To jump directly to the definition and tutorial for a specific test click on the DC, V, N or B logos.
By Way of Comparison
At the time of preparation of this analysis (mid- March, 2004) the only other 8 Megapixel digicam to have been tested and reviewed with DxO Analyzer has been the Sony F828. It therefore will serve as a reference point. You may wish to open its analysis page in a separate window so that these can be compared. If you are reading this at a point when other 8 MP cameras have also been reviewed, you can find links to them here.
Distortion and Chromatic Aberration
Minolta A2 @ ISO 64.
Focal Length = 20.51mm (80mm equivalent)
Distortion (pincushion) at a mid-range focal length of 20mm (80mm equiv) is quite high, with an average value of 0.17%. This compares to the Sony at 0.01%.
At the lens' widest angle setting distortion is even higher at 0.77% barrel.
In terms of lateral chromatic aberration the Minolta measures similarly to the Sony at the long and wide ends of its focal range, but whereas CA drops to negligible values in the mid-range with the Sony it remains fairly constant at all focal lengths on the A2.
Maximum Chromatic Aberration in pixels 7.2mm (28mm) 20.5mm (85mm) 51mm (200mm) f/2.8-f/3.5 2.40 1.57 2.97 f/4 2.09 na na f/5.6 1.91 1.37 2.72 f/8 1.99 1.29 2.57 f/11 2.06 1.33 2.57
At the wide end CA is better on the Minolta, but the Sony really is clean at mid-focal lengths.
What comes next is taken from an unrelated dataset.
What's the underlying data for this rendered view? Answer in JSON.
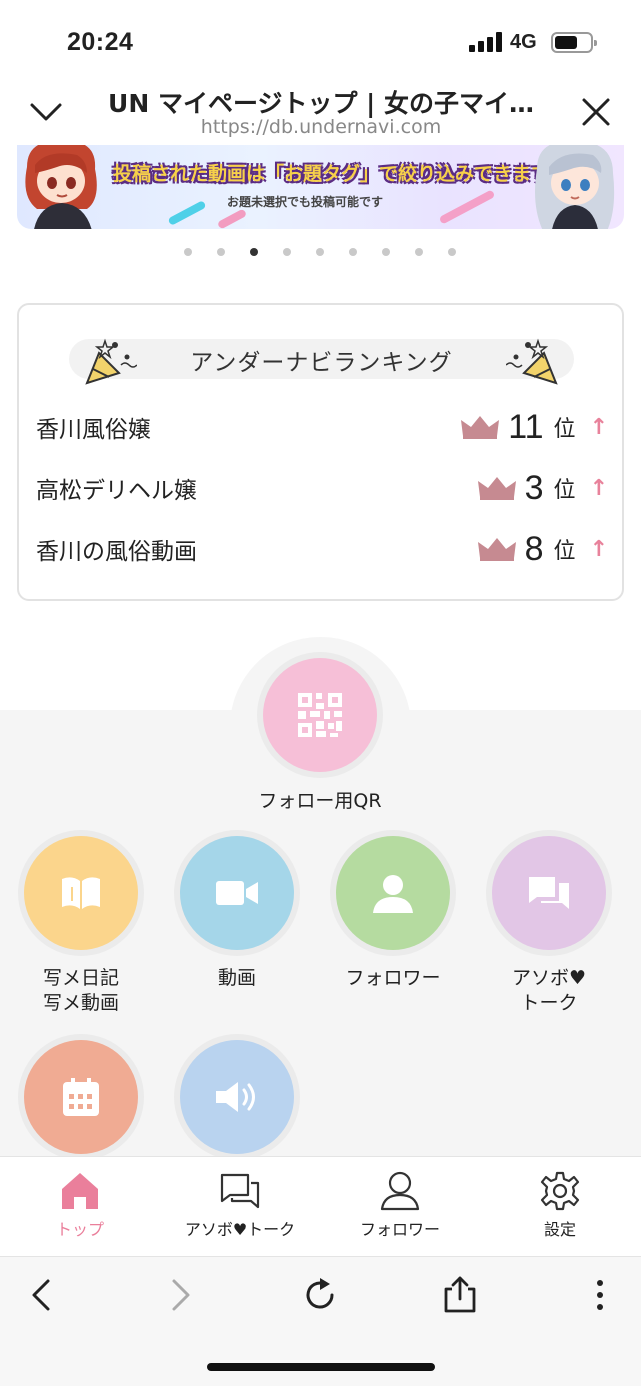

At the long end the Sony is still ahead, but not by much.
Please note that CA and so-called purple fringing (PF) are not necessarily the same thing. The issue of PF is covered in more detail in the A2's field report.
Again the A2 does not fair as well as the F828, this time in terms of vignetting, but the difference is very slight. Not a significant issue. Maximum attenuation is 1.47 at 7.2mm and negligible at .12 with the lens at 50.8mm.
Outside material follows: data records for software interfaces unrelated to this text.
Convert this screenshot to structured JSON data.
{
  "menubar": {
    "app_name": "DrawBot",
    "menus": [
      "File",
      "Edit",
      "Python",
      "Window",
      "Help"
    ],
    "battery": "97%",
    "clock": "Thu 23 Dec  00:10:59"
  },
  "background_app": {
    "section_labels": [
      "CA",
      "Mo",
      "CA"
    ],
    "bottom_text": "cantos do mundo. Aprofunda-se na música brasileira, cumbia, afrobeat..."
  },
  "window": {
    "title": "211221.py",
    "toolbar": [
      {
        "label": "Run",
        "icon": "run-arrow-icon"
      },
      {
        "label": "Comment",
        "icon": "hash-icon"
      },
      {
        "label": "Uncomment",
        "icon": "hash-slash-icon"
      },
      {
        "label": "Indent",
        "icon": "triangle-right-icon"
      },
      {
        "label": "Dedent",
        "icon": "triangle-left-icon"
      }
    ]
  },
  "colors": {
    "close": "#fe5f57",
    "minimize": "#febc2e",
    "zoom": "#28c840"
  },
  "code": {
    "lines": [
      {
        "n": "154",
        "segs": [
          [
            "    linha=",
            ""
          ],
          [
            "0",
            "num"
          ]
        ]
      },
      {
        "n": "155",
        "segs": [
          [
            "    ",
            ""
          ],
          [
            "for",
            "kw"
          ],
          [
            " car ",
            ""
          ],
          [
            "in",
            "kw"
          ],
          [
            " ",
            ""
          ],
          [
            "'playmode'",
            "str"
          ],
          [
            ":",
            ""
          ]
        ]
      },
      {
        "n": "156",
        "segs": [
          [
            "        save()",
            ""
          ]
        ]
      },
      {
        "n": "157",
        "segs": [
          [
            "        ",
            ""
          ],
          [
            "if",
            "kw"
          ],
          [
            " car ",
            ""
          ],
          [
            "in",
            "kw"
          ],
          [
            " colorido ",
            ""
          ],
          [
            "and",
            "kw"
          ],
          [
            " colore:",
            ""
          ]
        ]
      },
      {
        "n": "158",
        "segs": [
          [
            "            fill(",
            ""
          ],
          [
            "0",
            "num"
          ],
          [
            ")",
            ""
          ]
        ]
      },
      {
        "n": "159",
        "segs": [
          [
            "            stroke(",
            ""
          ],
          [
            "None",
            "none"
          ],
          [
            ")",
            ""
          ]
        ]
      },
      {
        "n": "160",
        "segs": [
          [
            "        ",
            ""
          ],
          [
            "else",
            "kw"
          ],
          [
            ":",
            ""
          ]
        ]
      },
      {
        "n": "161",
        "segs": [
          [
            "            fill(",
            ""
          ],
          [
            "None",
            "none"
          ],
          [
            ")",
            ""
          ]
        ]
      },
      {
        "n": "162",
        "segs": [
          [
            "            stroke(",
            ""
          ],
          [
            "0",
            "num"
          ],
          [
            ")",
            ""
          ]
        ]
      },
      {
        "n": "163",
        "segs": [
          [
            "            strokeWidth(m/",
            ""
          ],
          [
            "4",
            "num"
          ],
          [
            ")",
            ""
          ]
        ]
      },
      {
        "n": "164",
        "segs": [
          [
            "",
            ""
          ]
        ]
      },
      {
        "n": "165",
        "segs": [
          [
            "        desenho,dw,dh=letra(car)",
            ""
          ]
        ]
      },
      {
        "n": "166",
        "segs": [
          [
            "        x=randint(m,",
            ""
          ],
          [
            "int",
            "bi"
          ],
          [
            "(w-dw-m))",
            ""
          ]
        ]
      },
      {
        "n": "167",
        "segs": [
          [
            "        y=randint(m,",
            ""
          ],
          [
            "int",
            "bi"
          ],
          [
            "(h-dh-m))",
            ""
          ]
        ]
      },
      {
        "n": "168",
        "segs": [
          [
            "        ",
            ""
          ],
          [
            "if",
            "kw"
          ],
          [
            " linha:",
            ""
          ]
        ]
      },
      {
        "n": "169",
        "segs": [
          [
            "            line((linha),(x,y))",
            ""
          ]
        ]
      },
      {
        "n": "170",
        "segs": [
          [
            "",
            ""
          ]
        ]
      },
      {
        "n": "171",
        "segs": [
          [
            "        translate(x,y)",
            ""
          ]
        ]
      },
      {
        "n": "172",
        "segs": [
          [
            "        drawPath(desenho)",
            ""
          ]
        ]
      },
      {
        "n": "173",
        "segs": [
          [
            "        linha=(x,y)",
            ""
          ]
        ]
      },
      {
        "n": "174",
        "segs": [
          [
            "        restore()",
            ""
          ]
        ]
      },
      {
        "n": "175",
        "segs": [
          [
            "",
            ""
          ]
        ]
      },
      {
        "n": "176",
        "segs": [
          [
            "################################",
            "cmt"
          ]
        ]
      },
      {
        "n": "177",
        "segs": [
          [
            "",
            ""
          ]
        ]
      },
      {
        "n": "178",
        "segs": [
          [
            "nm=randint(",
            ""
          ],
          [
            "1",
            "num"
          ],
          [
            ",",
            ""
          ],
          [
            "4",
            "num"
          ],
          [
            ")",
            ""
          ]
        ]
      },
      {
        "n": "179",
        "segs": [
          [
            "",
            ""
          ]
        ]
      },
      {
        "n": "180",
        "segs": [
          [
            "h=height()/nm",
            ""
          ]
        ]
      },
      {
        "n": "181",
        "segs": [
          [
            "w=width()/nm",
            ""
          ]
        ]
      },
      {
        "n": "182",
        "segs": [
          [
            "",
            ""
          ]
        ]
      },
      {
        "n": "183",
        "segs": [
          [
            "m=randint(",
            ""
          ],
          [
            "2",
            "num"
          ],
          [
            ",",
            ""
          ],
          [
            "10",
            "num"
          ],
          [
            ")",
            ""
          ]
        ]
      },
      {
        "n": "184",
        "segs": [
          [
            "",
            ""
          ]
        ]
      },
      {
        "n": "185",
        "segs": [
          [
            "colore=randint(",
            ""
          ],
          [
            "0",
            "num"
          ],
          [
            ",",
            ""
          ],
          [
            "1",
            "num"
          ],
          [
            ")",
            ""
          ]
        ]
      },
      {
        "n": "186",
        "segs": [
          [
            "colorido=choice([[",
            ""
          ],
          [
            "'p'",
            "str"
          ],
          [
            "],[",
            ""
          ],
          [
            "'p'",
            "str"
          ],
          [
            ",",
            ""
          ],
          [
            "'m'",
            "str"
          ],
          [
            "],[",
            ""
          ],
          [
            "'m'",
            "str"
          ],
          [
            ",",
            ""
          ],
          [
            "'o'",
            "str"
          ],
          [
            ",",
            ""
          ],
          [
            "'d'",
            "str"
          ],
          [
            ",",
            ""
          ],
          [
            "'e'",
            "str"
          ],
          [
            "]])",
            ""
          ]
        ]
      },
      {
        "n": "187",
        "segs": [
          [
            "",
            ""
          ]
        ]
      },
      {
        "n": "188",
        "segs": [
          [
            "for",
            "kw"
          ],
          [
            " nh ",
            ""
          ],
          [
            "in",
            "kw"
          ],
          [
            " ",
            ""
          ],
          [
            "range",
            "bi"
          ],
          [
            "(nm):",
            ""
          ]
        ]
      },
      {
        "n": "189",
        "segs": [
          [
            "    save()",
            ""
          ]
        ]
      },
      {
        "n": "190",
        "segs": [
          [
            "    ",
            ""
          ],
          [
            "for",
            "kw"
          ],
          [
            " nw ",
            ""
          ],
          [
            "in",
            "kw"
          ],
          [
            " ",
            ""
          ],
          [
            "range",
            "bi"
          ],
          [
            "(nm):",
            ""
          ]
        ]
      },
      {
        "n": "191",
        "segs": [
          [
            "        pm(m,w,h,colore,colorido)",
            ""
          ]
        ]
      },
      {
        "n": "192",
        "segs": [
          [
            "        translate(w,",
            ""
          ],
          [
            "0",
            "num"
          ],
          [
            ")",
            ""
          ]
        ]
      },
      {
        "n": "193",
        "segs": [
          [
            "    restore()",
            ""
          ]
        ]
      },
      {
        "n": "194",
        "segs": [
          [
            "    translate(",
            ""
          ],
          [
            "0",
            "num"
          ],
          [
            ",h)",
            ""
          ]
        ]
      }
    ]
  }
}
The Signal to noise ratio at ISO 64 of 39 dB places the Minolta just slightly behind the Sony F828 in this measurement. It appears that the blue channel is the culprit.
As seen in the above chart ISO 200 measures very well — slightly better than the Sony, and at ISO 400 the Minolta does better than the Sony. The Sony can't go to ISO 800, but the Minolta measures about the same at this speed as the Sony does at ISO 400.
The Minolta scores substantially better than the Sony on the Blur measurement,. At the mid-range 20.5mm focal length center reading is more than 1 BxU better than the Sony.
The Minolta appears to offer it's best resolution performance at the wide end of it's focal length range with blur increasing at the lens gets longer. But even worst case, with the lens at 50.8mm (200mm equivalent) the Minolta remains 1-2 BxU better than the Sony. Excellent performance.
The Bottom Line
Compared to the only other test measurements of an 8MP camera performed so far, the Sony F828, the Minolta A2 performs very well indeed. It is behind the Sony when it comes to measured distortion and CA (not purple fringing, which we don't measure, and which is another story).
Vignetting is a bit lower on the Minolta, though not by much.
Signal to noise ratio is just 1dB lower at ISO 64, but the Minolta pulls ahead at higher ISOs.
It's when it comes to the Blur measurement — how sharp the overall system is, combining the lens and the sensor, that the Minolta really pulls ahead.
This camera offers very fine optical performance and should be able to produce high quality images, especially at low ISOs.